**ABOUT THIS EXERCISE:** Take the data and return it in full. Change nothing.

**MATERIAL FOR THIS TASK:**
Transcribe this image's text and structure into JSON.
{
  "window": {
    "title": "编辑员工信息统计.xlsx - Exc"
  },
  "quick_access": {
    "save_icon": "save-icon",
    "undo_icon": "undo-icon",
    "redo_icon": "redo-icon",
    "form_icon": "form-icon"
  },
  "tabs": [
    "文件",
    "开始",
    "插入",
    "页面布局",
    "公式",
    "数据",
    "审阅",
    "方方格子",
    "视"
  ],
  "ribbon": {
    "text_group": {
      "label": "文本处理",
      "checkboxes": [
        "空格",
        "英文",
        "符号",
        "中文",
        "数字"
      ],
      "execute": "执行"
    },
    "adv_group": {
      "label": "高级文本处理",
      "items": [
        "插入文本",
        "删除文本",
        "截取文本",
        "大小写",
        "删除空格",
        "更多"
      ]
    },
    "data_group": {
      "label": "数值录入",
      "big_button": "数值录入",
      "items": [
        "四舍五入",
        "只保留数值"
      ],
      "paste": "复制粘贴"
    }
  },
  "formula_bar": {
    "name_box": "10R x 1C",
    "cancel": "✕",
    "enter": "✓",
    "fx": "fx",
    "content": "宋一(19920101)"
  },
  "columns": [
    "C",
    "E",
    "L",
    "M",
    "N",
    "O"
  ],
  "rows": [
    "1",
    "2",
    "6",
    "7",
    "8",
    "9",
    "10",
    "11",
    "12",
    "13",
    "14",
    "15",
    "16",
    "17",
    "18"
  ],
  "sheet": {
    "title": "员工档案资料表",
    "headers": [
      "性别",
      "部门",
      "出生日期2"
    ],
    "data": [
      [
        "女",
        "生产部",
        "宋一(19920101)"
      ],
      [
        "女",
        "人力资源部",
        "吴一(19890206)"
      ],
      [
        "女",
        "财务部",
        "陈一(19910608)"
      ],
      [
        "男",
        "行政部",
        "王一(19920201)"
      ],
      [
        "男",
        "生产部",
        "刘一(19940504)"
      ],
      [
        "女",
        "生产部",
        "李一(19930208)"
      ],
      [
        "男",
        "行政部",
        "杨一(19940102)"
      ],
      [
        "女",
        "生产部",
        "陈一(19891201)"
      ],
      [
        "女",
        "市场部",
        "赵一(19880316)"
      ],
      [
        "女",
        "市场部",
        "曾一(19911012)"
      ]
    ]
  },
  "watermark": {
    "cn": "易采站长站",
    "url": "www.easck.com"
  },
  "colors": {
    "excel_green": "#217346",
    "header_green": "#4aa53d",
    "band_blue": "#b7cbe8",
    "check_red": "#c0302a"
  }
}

**EXERCISE RESULT:**
Transcribe this image's text and structure into JSON.
{
  "window": {
    "title": "编辑员工信息统计.xlsx - Exc"
  },
  "quick_access": {
    "save_icon": "save-icon",
    "undo_icon": "undo-icon",
    "redo_icon": "redo-icon",
    "form_icon": "form-icon"
  },
  "tabs": [
    "文件",
    "开始",
    "插入",
    "页面布局",
    "公式",
    "数据",
    "审阅",
    "方方格子",
    "视"
  ],
  "ribbon": {
    "text_group": {
      "label": "文本处理",
      "checkboxes": [
        "空格",
        "英文",
        "符号",
        "中文",
        "数字"
      ],
      "execute": "执行"
    },
    "adv_group": {
      "label": "高级文本处理",
      "items": [
        "插入文本",
        "删除文本",
        "截取文本",
        "大小写",
        "删除空格",
        "更多"
      ]
    },
    "data_group": {
      "label": "数值录入",
      "big_button": "数值录入",
      "items": [
        "四舍五入",
        "只保留数值"
      ],
      "paste": "复制粘贴"
    }
  },
  "formula_bar": {
    "name_box": "10R x 1C",
    "cancel": "✕",
    "enter": "✓",
    "fx": "fx",
    "content": "宋一(19920101)"
  },
  "columns": [
    "C",
    "E",
    "L",
    "M",
    "N",
    "O"
  ],
  "rows": [
    "1",
    "2",
    "6",
    "7",
    "8",
    "9",
    "10",
    "11",
    "12",
    "13",
    "14",
    "15",
    "16",
    "17",
    "18"
  ],
  "sheet": {
    "title": "员工档案资料表",
    "headers": [
      "性别",
      "部门",
      "出生日期2"
    ],
    "data": [
      [
        "女",
        "生产部",
        "宋一(19920101)"
      ],
      [
        "女",
        "人力资源部",
        "吴一(19890206)"
      ],
      [
        "女",
        "财务部",
        "陈一(19910608)"
      ],
      [
        "男",
        "行政部",
        "王一(19920201)"
      ],
      [
        "男",
        "生产部",
        "刘一(19940504)"
      ],
      [
        "女",
        "生产部",
        "李一(19930208)"
      ],
      [
        "男",
        "行政部",
        "杨一(19940102)"
      ],
      [
        "女",
        "生产部",
        "陈一(19891201)"
      ],
      [
        "女",
        "市场部",
        "赵一(19880316)"
      ],
      [
        "女",
        "市场部",
        "曾一(19911012)"
      ]
    ]
  },
  "watermark": {
    "cn": "易采站长站",
    "url": "www.easck.com"
  },
  "colors": {
    "excel_green": "#217346",
    "header_green": "#4aa53d",
    "band_blue": "#b7cbe8",
    "check_red": "#c0302a"
  }
}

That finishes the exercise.